For some, prescription medication is a matter of life or death. If you have a medical condition that requires you to regularly take medication, you should consider having an extra reserve of those essential drugs.
Good reasons to have a stockpile of medications
During a disaster you may find it hard to refill a prescription. Medical facilities may be overwhelmed and pharmacies may have limited hours of service and depleted supplies.
Shipping or production of medications may be disrupted. During the early days of the COVID crisis, many drugs and vitamins were in short supply because production in China was drastically reduced.
Your surplus drug supply is like a rainy day fund. If you lose your job or face other financial hardship, you’ll be glad you have some extra medication put aside. It’ll be one less thing for you to stress about.
How much should you stockpile?
I think the minimum you should have in reserve is a 6 week supply. Most drug shortages are resolved in 4-6 weeks. But if you are also stockpiling as a cushion from a financial crisis or other long-term crisis, you may want to have a supply that lasts three months or more.
Any reserve more than six months can become
problematic. The biggest concern is the shelf life of the medication. Most medications expire within a year, and if storage conditions are not ideal, they could lose their potency much sooner than that.
If you decide to store enough medication for six months or more, please be very attentive to the storage conditions and expiration dates.
If you decide to stockpile medication, please remember these guidelines:
- Do not stockpile by skipping a day or two of your medication. Your doctor has determined the best dose and frequency for optimal health outcomes. Skipping one or more dosages can possibly threaten your health.
- Be aware of expiration dates. Clearly mark the date of purchase and know when the medication will expire. Rotate medications, always using the oldest first.
- Keep medications in their original bottles so that you know the date of purchase, any precautions and the dosage and frequency.
- Store medications in a child-proof storage container and protect from moisture, heat and light.
Just like food, the biggest enemies of your medication are light, heat and moisture.
- All medications should be stored in airtight containers to keep out moisture.
- Store in a dark closet or a container that will block light.
- Keep medications at 70° or cooler.
Start with your Doctor
Start by talking to your doctor. Explain that you have a philosophy of preparing for disasters and that you want to ensure you will have a good supply of your medication in case of an emergency and you’d like his support.
You’ll also want to include the pharmacist in this conversation. Pharmacists have to abide by strict regulations and if they think you are abusing medication, they are required to report it. Avoid the hassle of meddlesome regulations by enlisting cooperation from your doctor and pharmacist.

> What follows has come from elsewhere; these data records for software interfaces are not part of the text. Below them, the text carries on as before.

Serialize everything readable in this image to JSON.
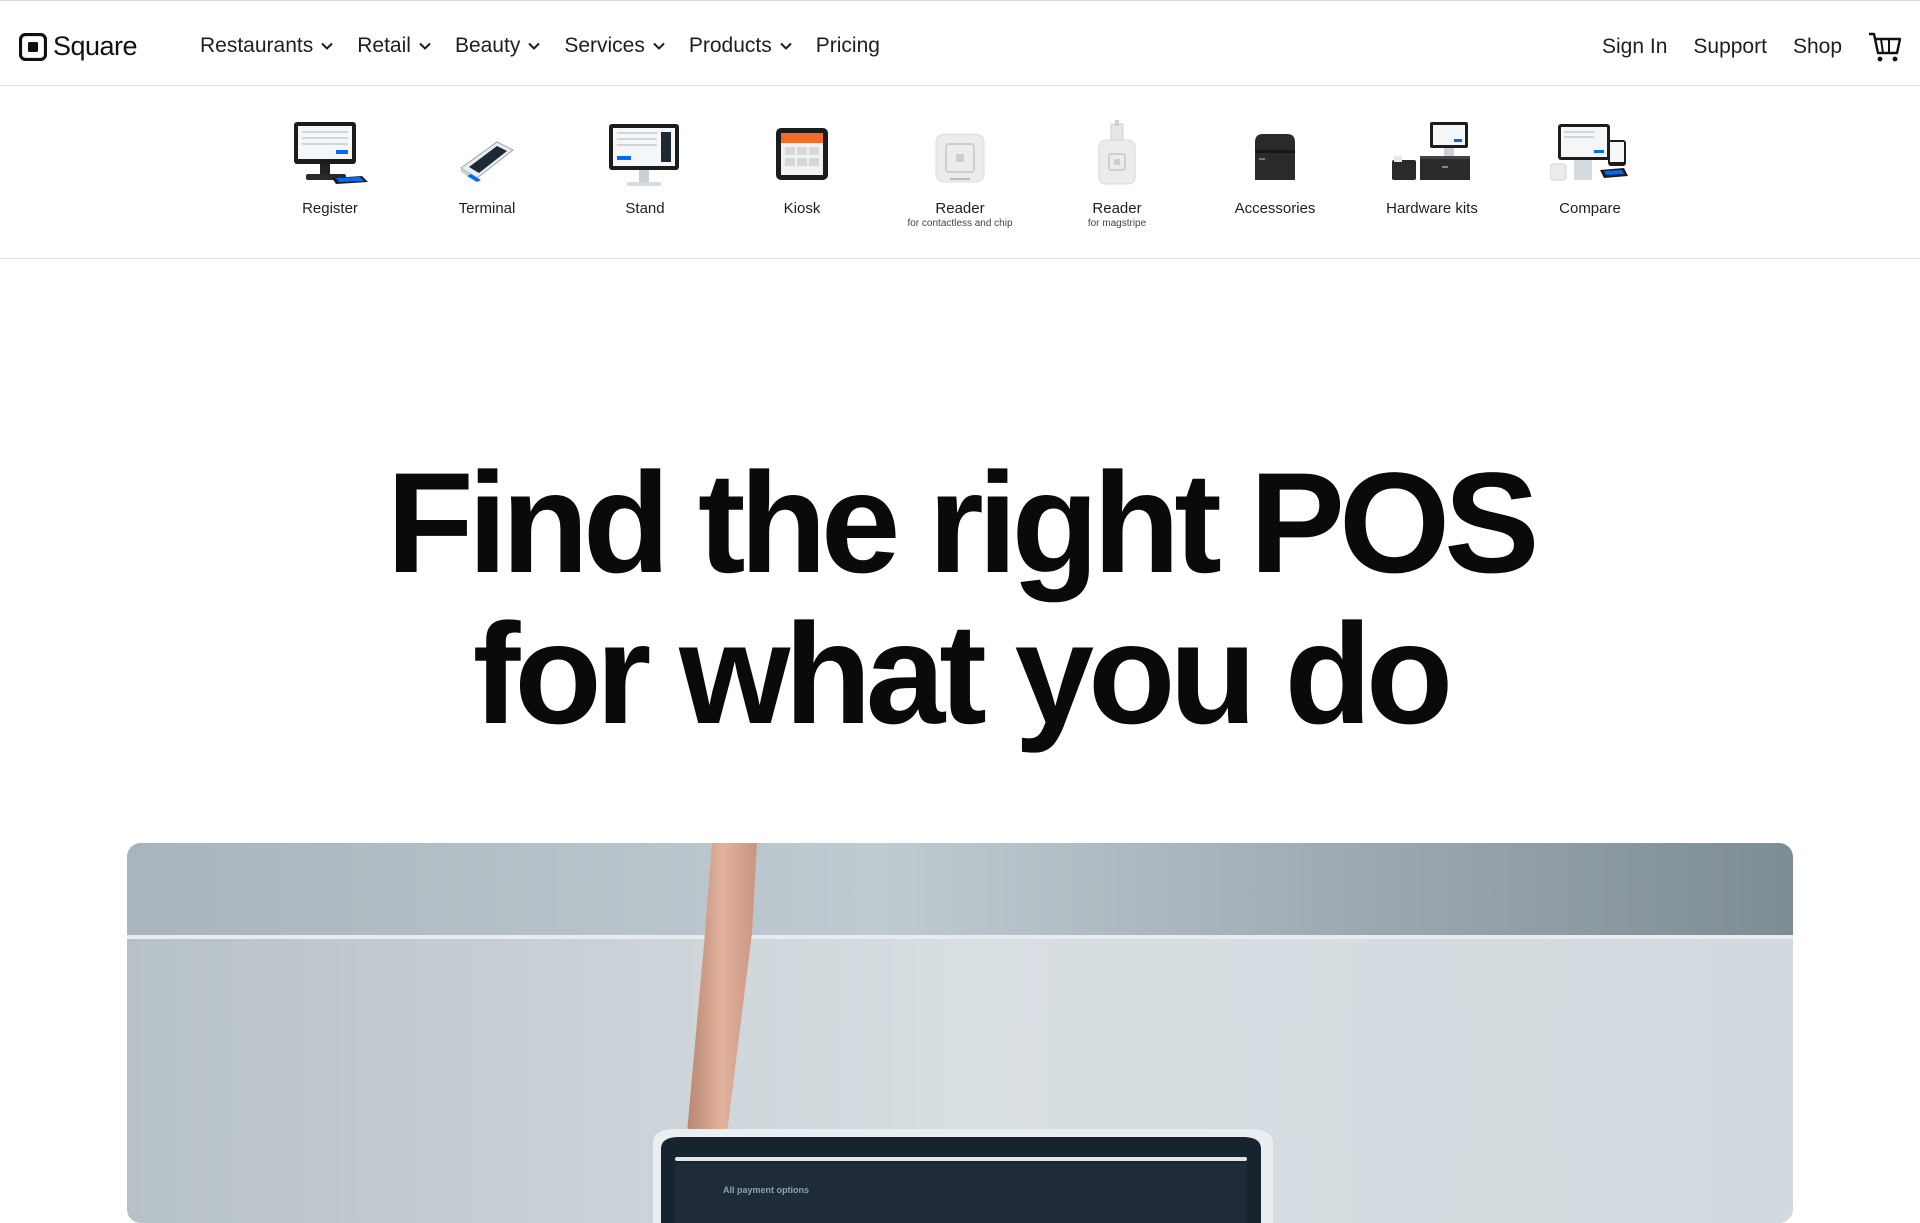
{
  "brand": {
    "name": "Square"
  },
  "nav": {
    "items": [
      {
        "label": "Restaurants",
        "dropdown": true
      },
      {
        "label": "Retail",
        "dropdown": true
      },
      {
        "label": "Beauty",
        "dropdown": true
      },
      {
        "label": "Services",
        "dropdown": true
      },
      {
        "label": "Products",
        "dropdown": true
      },
      {
        "label": "Pricing",
        "dropdown": false
      }
    ],
    "right": {
      "sign_in": "Sign In",
      "support": "Support",
      "shop": "Shop",
      "cart_icon": "cart-icon"
    }
  },
  "products": [
    {
      "label": "Register",
      "sub": ""
    },
    {
      "label": "Terminal",
      "sub": ""
    },
    {
      "label": "Stand",
      "sub": ""
    },
    {
      "label": "Kiosk",
      "sub": ""
    },
    {
      "label": "Reader",
      "sub": "for contactless and chip"
    },
    {
      "label": "Reader",
      "sub": "for magstripe"
    },
    {
      "label": "Accessories",
      "sub": ""
    },
    {
      "label": "Hardware kits",
      "sub": ""
    },
    {
      "label": "Compare",
      "sub": ""
    }
  ],
  "hero": {
    "line1": "Find the right POS",
    "line2": "for what you do",
    "screen_text": "All payment options"
  },
  "colors": {
    "accent": "#006aff",
    "text": "#0a0a0a",
    "border": "#e2e2e2"
  }
}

Dealing with the Insurance
Now insurance can be the really tricky part. Insurance companies closely monitor and control how much you can buy and how often. They can limit how much you can stockpile be denying payment when you exceed their limits. Here are some ways to get around insurance restrictions:
- Some insurance companies will override the refill schedule for those who are on vacation and forgot their meds. Ask your doctor if he can write a vacation prescription for a 30-day supply.
- Insurance companies have a similar policy for lost medication, like when your child gets into the medicine cabinet and flushes your meds. Or if you can’t find your prescription bottle. Usually the maximum you can get with an override like this is two weeks. You will not be able to use this override more than once or twice a year.
- Know the early refill policies. Insurance will allow you to refill a prescription anywhere from 3-10 days early. That’s an extra week’s supply of medication. But be careful. The insurance monitors these early refills and will alert the pharmacist to possible stockpiling abuse. That’s one reason why it’s best to discuss your plans with your doctor and pharmacist.
- Ask your doctor if he can give you an extra supply from their stock of free samples. Be sure to date these and include dosage and frequency on the package.
- Bypass the insurance. This may just be the easiest method of all, especially if your medication is a low-cost generic. Ask your doctor to write a extra prescription that you just pay for out of pocket.
If your health depends on prescription meds, give serious thought to acquiring a surplus supply. It will require a conscientious oversight of your supplies, but the peace of mind you get from it is worth the effort.